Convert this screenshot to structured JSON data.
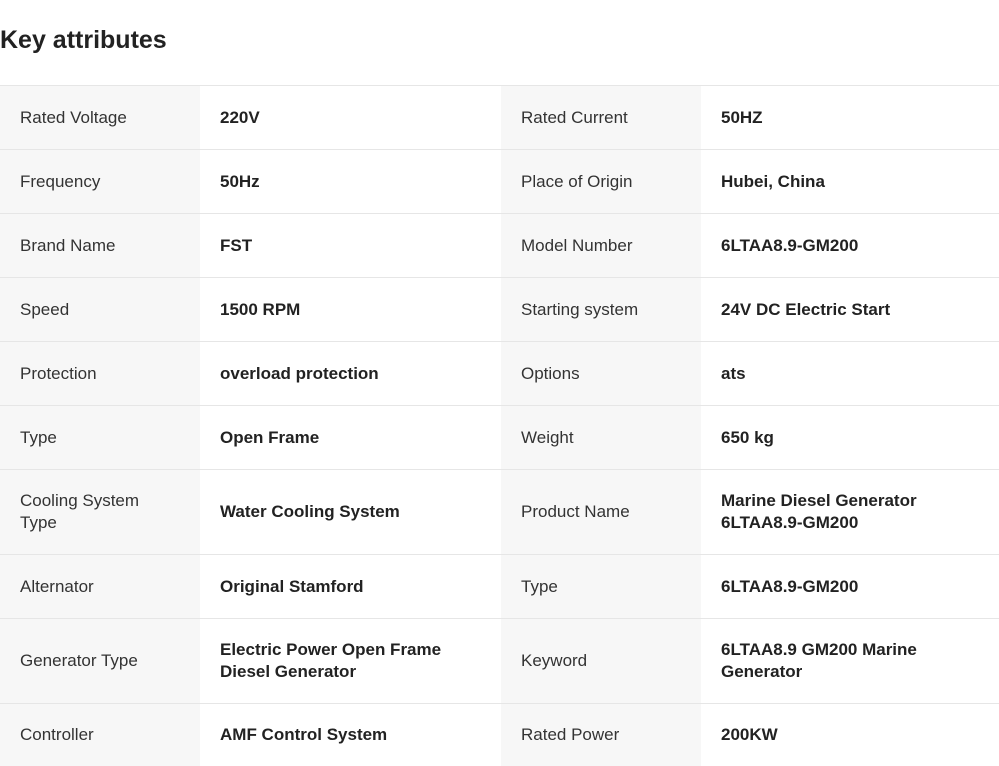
{
  "section": {
    "title": "Key attributes"
  },
  "rows": [
    {
      "l1": "Rated Voltage",
      "v1": "220V",
      "l2": "Rated Current",
      "v2": "50HZ"
    },
    {
      "l1": "Frequency",
      "v1": "50Hz",
      "l2": "Place of Origin",
      "v2": "Hubei, China"
    },
    {
      "l1": "Brand Name",
      "v1": "FST",
      "l2": "Model Number",
      "v2": "6LTAA8.9-GM200"
    },
    {
      "l1": "Speed",
      "v1": "1500 RPM",
      "l2": "Starting system",
      "v2": "24V DC Electric Start"
    },
    {
      "l1": "Protection",
      "v1": "overload protection",
      "l2": "Options",
      "v2": "ats"
    },
    {
      "l1": "Type",
      "v1": "Open Frame",
      "l2": "Weight",
      "v2": "650 kg"
    },
    {
      "l1": "Cooling System Type",
      "v1": "Water Cooling System",
      "l2": "Product Name",
      "v2": "Marine Diesel Generator 6LTAA8.9-GM200"
    },
    {
      "l1": "Alternator",
      "v1": "Original Stamford",
      "l2": "Type",
      "v2": "6LTAA8.9-GM200"
    },
    {
      "l1": "Generator Type",
      "v1": "Electric Power Open Frame Diesel Generator",
      "l2": "Keyword",
      "v2": "6LTAA8.9 GM200 Marine Generator"
    },
    {
      "l1": "Controller",
      "v1": "AMF Control System",
      "l2": "Rated Power",
      "v2": "200KW"
    }
  ]
}
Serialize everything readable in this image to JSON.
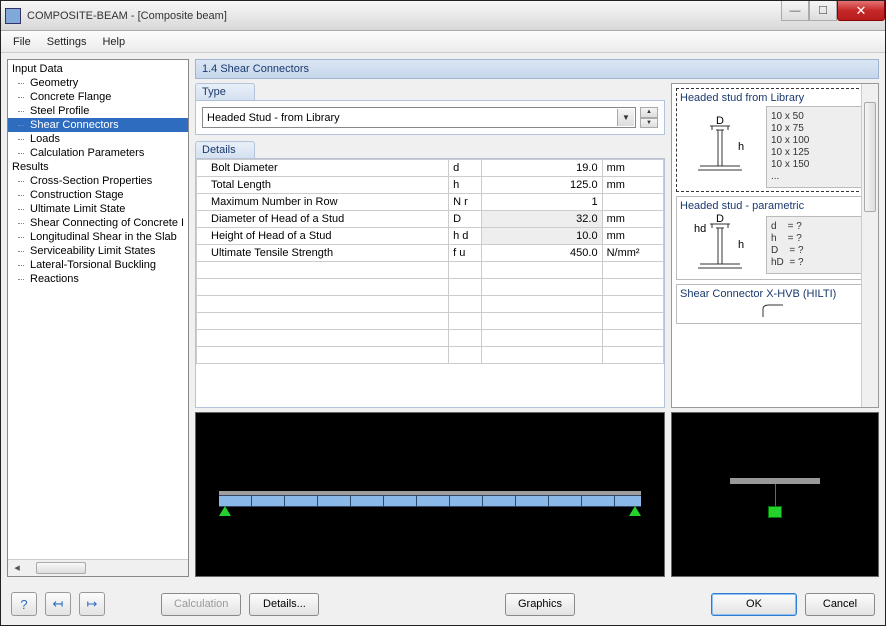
{
  "window": {
    "title": "COMPOSITE-BEAM - [Composite beam]"
  },
  "menu": {
    "file": "File",
    "settings": "Settings",
    "help": "Help"
  },
  "tree": {
    "input_data": "Input Data",
    "items_input": [
      "Geometry",
      "Concrete Flange",
      "Steel Profile",
      "Shear Connectors",
      "Loads",
      "Calculation Parameters"
    ],
    "results": "Results",
    "items_results": [
      "Cross-Section Properties",
      "Construction Stage",
      "Ultimate Limit State",
      "Shear Connecting of Concrete I",
      "Longitudinal Shear in the Slab",
      "Serviceability Limit States",
      "Lateral-Torsional Buckling",
      "Reactions"
    ],
    "selected": "Shear Connectors"
  },
  "section": {
    "num_title": "1.4 Shear Connectors"
  },
  "type": {
    "label": "Type",
    "value": "Headed Stud - from Library"
  },
  "details": {
    "label": "Details",
    "rows": [
      {
        "name": "Bolt Diameter",
        "sym": "d",
        "val": "19.0",
        "unit": "mm",
        "gray": false
      },
      {
        "name": "Total Length",
        "sym": "h",
        "val": "125.0",
        "unit": "mm",
        "gray": false
      },
      {
        "name": "Maximum Number in Row",
        "sym": "N r",
        "val": "1",
        "unit": "",
        "gray": false
      },
      {
        "name": "Diameter of Head of a Stud",
        "sym": "D",
        "val": "32.0",
        "unit": "mm",
        "gray": true
      },
      {
        "name": "Height of Head of a Stud",
        "sym": "h d",
        "val": "10.0",
        "unit": "mm",
        "gray": true
      },
      {
        "name": "Ultimate Tensile Strength",
        "sym": "f u",
        "val": "450.0",
        "unit": "N/mm²",
        "gray": false
      }
    ]
  },
  "library": {
    "item1": {
      "title": "Headed stud from Library",
      "list": "10 x 50\n10 x 75\n10 x 100\n10 x 125\n10 x 150\n..."
    },
    "item2": {
      "title": "Headed stud - parametric",
      "list": "d    = ?\nh    = ?\nD    = ?\nhD  = ?"
    },
    "item3": {
      "title": "Shear Connector X-HVB (HILTI)"
    }
  },
  "footer": {
    "calculation": "Calculation",
    "details": "Details...",
    "graphics": "Graphics",
    "ok": "OK",
    "cancel": "Cancel"
  }
}
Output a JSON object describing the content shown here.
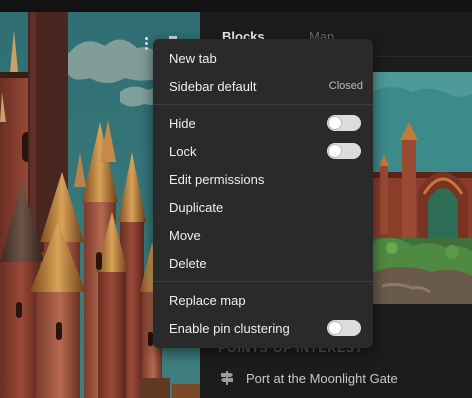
{
  "panel": {
    "tabs": [
      {
        "label": "Blocks",
        "active": true
      },
      {
        "label": "Map",
        "active": false
      }
    ],
    "section_title": "POINTS OF INTEREST",
    "points_of_interest": [
      {
        "label": "Port at the Moonlight Gate",
        "icon": "signpost-icon"
      }
    ]
  },
  "menu": {
    "items": [
      {
        "label": "New tab"
      },
      {
        "label": "Sidebar default",
        "value": "Closed"
      },
      {
        "label": "Hide",
        "toggle": false
      },
      {
        "label": "Lock",
        "toggle": false
      },
      {
        "label": "Edit permissions"
      },
      {
        "label": "Duplicate"
      },
      {
        "label": "Move"
      },
      {
        "label": "Delete"
      },
      {
        "label": "Replace map"
      },
      {
        "label": "Enable pin clustering",
        "toggle": false
      }
    ]
  },
  "colors": {
    "menu_bg": "#2a2a2a",
    "panel_bg": "#1c1c1c",
    "toggle_off": "#dcdcdc"
  }
}
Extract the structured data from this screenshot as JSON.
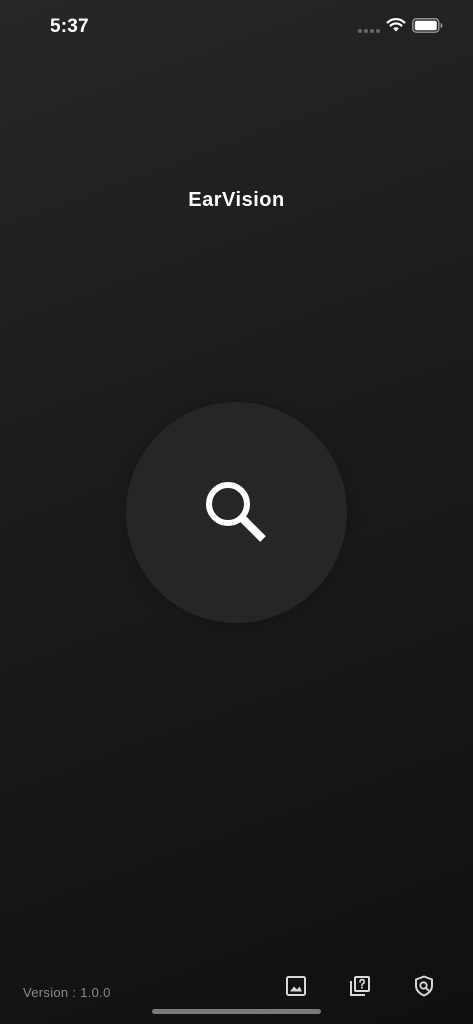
{
  "status_bar": {
    "time": "5:37"
  },
  "app": {
    "title": "EarVision"
  },
  "main": {
    "search_button_icon": "search-icon"
  },
  "footer": {
    "version": "Version : 1.0.0",
    "actions": [
      {
        "icon": "image-gallery-icon"
      },
      {
        "icon": "help-cards-icon"
      },
      {
        "icon": "privacy-shield-icon"
      }
    ]
  },
  "colors": {
    "background_top": "#262626",
    "background_bottom": "#101010",
    "circle": "#262626",
    "text": "#ffffff",
    "muted_text": "#8a8a8a"
  }
}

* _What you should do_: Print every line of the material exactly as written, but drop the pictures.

* _Solved problem_:
Convert this screenshot to structured JSON data.
{
  "section": {
    "title": "Key attributes"
  },
  "rows": [
    {
      "l1": "Rated Voltage",
      "v1": "220V",
      "l2": "Rated Current",
      "v2": "50HZ"
    },
    {
      "l1": "Frequency",
      "v1": "50Hz",
      "l2": "Place of Origin",
      "v2": "Hubei, China"
    },
    {
      "l1": "Brand Name",
      "v1": "FST",
      "l2": "Model Number",
      "v2": "6LTAA8.9-GM200"
    },
    {
      "l1": "Speed",
      "v1": "1500 RPM",
      "l2": "Starting system",
      "v2": "24V DC Electric Start"
    },
    {
      "l1": "Protection",
      "v1": "overload protection",
      "l2": "Options",
      "v2": "ats"
    },
    {
      "l1": "Type",
      "v1": "Open Frame",
      "l2": "Weight",
      "v2": "650 kg"
    },
    {
      "l1": "Cooling System Type",
      "v1": "Water Cooling System",
      "l2": "Product Name",
      "v2": "Marine Diesel Generator 6LTAA8.9-GM200"
    },
    {
      "l1": "Alternator",
      "v1": "Original Stamford",
      "l2": "Type",
      "v2": "6LTAA8.9-GM200"
    },
    {
      "l1": "Generator Type",
      "v1": "Electric Power Open Frame Diesel Generator",
      "l2": "Keyword",
      "v2": "6LTAA8.9 GM200 Marine Generator"
    },
    {
      "l1": "Controller",
      "v1": "AMF Control System",
      "l2": "Rated Power",
      "v2": "200KW"
    }
  ]
}
Serialize everything readable in this image to JSON.
{
  "window": {
    "title": "COMPOSITE-BEAM - [Composite beam]"
  },
  "menu": {
    "file": "File",
    "settings": "Settings",
    "help": "Help"
  },
  "tree": {
    "input_data": "Input Data",
    "items_input": [
      "Geometry",
      "Concrete Flange",
      "Steel Profile",
      "Shear Connectors",
      "Loads",
      "Calculation Parameters"
    ],
    "results": "Results",
    "items_results": [
      "Cross-Section Properties",
      "Construction Stage",
      "Ultimate Limit State",
      "Shear Connecting of Concrete I",
      "Longitudinal Shear in the Slab",
      "Serviceability Limit States",
      "Lateral-Torsional Buckling",
      "Reactions"
    ],
    "selected": "Shear Connectors"
  },
  "section": {
    "num_title": "1.4 Shear Connectors"
  },
  "type": {
    "label": "Type",
    "value": "Headed Stud - from Library"
  },
  "details": {
    "label": "Details",
    "rows": [
      {
        "name": "Bolt Diameter",
        "sym": "d",
        "val": "19.0",
        "unit": "mm",
        "gray": false
      },
      {
        "name": "Total Length",
        "sym": "h",
        "val": "125.0",
        "unit": "mm",
        "gray": false
      },
      {
        "name": "Maximum Number in Row",
        "sym": "N r",
        "val": "1",
        "unit": "",
        "gray": false
      },
      {
        "name": "Diameter of Head of a Stud",
        "sym": "D",
        "val": "32.0",
        "unit": "mm",
        "gray": true
      },
      {
        "name": "Height of Head of a Stud",
        "sym": "h d",
        "val": "10.0",
        "unit": "mm",
        "gray": true
      },
      {
        "name": "Ultimate Tensile Strength",
        "sym": "f u",
        "val": "450.0",
        "unit": "N/mm²",
        "gray": false
      }
    ]
  },
  "library": {
    "item1": {
      "title": "Headed stud from Library",
      "list": "10 x 50\n10 x 75\n10 x 100\n10 x 125\n10 x 150\n..."
    },
    "item2": {
      "title": "Headed stud - parametric",
      "list": "d    = ?\nh    = ?\nD    = ?\nhD  = ?"
    },
    "item3": {
      "title": "Shear Connector X-HVB (HILTI)"
    }
  },
  "footer": {
    "calculation": "Calculation",
    "details": "Details...",
    "graphics": "Graphics",
    "ok": "OK",
    "cancel": "Cancel"
  }
}
Output a JSON object describing the content shown here.
{
  "panel": {
    "tabs": [
      {
        "label": "Blocks",
        "active": true
      },
      {
        "label": "Map",
        "active": false
      }
    ],
    "section_title": "POINTS OF INTEREST",
    "points_of_interest": [
      {
        "label": "Port at the Moonlight Gate",
        "icon": "signpost-icon"
      }
    ]
  },
  "menu": {
    "items": [
      {
        "label": "New tab"
      },
      {
        "label": "Sidebar default",
        "value": "Closed"
      },
      {
        "label": "Hide",
        "toggle": false
      },
      {
        "label": "Lock",
        "toggle": false
      },
      {
        "label": "Edit permissions"
      },
      {
        "label": "Duplicate"
      },
      {
        "label": "Move"
      },
      {
        "label": "Delete"
      },
      {
        "label": "Replace map"
      },
      {
        "label": "Enable pin clustering",
        "toggle": false
      }
    ]
  },
  "colors": {
    "menu_bg": "#2a2a2a",
    "panel_bg": "#1c1c1c",
    "toggle_off": "#dcdcdc"
  }
}
Extract the structured data from this screenshot as JSON.
{
  "status_bar": {
    "time": "5:37"
  },
  "app": {
    "title": "EarVision"
  },
  "main": {
    "search_button_icon": "search-icon"
  },
  "footer": {
    "version": "Version : 1.0.0",
    "actions": [
      {
        "icon": "image-gallery-icon"
      },
      {
        "icon": "help-cards-icon"
      },
      {
        "icon": "privacy-shield-icon"
      }
    ]
  },
  "colors": {
    "background_top": "#262626",
    "background_bottom": "#101010",
    "circle": "#262626",
    "text": "#ffffff",
    "muted_text": "#8a8a8a"
  }
}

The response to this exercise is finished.